OC: People around the world were taking part in the #81situps4Gary, wishing you birthday wishes with 81 sit ups. Do you actually do 81 or more sit ups a day?
GP: (Laughs) Only doing 81 sit-ups would be a very lack luster day. But 81 in a row is a nice challenge no matter who you are. It was a fantastic birthday present to see all the people around the world wish me a happy birthday by exercising. Did you complete your 81?
OC: What is your normal daily work out?
GP: My normal workout routine when I am not traveling consists of various types of leg, lower-back and neck stretching, sets of one-legged squats, 1000 mixed crunches (the last set done with extra weights), several core exercises, weighted wrist roles, leg press, various dumbbell exercises, and concludes with sprints on the treadmill. Yoga and meditation also is very important and I do both regularly.
OC: How often are you on an airplane?
GP: In 2016, I have logged nearly 400,000 miles of air travel so far. I travel about seven months out of the year, and the rest I try to spend on my farm or with my family.
OC: What is the secret to staying fit on the road?
GP: Having a plan, and sticking to it. You can’t say I might workout this day or go for a run that day. You need to have a strict workout schedule, as well as setting goals for yourself so you can work to achieve them.
OC: Do you follow a special diet?
GP: I have moved more towards a plant based diet with not too much meat. And when I do eat meat, it is organic. Fresh vegetables and fruit from my garden does the trick.
OC: How do you think golf can appeal to the younger generation and stay current?
GP: We need to speed up the pace of play and have more fun. Nobody wants to spend five or six hours playing one round of golf. This relates to courses becoming too long because they are forced to keep up with the advancement of equipment. Gary Player Design is combating this by building a Short Course, which is a 12-hole, family style course that can be played in two hours, barefoot with just a few clubs.
OC: You have a foundation called The Player Foundation whose “mission is to provide quality education for underprivileged children and strengthen impoverished communities”, which has raised more than $62 million dollars. Why is this your passion?
GP: Can you tell me who won the 100 meter dash at the 1960 Olympics? Me neither. Champions in sport are eventually forgotten. Records are made to be broken. I do not know when my golf career may be lost in in time, but if I can impact millions of people’s lives around the world, I will have done my part as a human being. I want to be remembered as someone who did everything in their power to help their fellow man, especially children.
OC: You’re from Johannesburg, South Africa…. What are three things no visitor should miss?

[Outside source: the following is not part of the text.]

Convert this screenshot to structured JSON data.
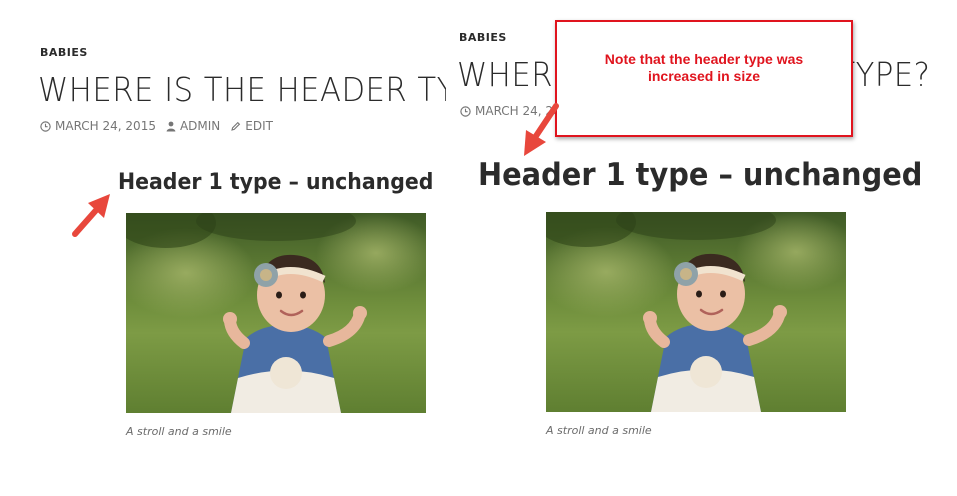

GP: It’s hard to choose just three but a few that come to mind are Gold Mine Tour at Gold Reef City, play Blair Atholl, dine at Casalinga, and visit the Cradle of Mankind and Apartheid Museum.
OC: How would you describe your relationship with Nelson Mandela?
GP: He was our Great Father of the Nation. South Africa’s leader of all people. I loved him and was privileged to spend time with him and witness the love and compassion he had for everyone. Truly a special man indeed.
OC: Complete the following sentence: I never leave home without:
GP: The most recent issue BloodHorse Magazine. Thoroughbred Racehorse breeding is my passion. I love to study to genealogy and bloodlines of these great athletes. There is something about the outside of a horse that is good for the inside of man. Of course, I also take my skipping or jump rope which you can use anywhere, anytime too.
Gary Player, please use care upon departure as items may have shifted in The Overhead Compartment during our journey. Thanks for choosing us for your travel tips! Have a wonderful day!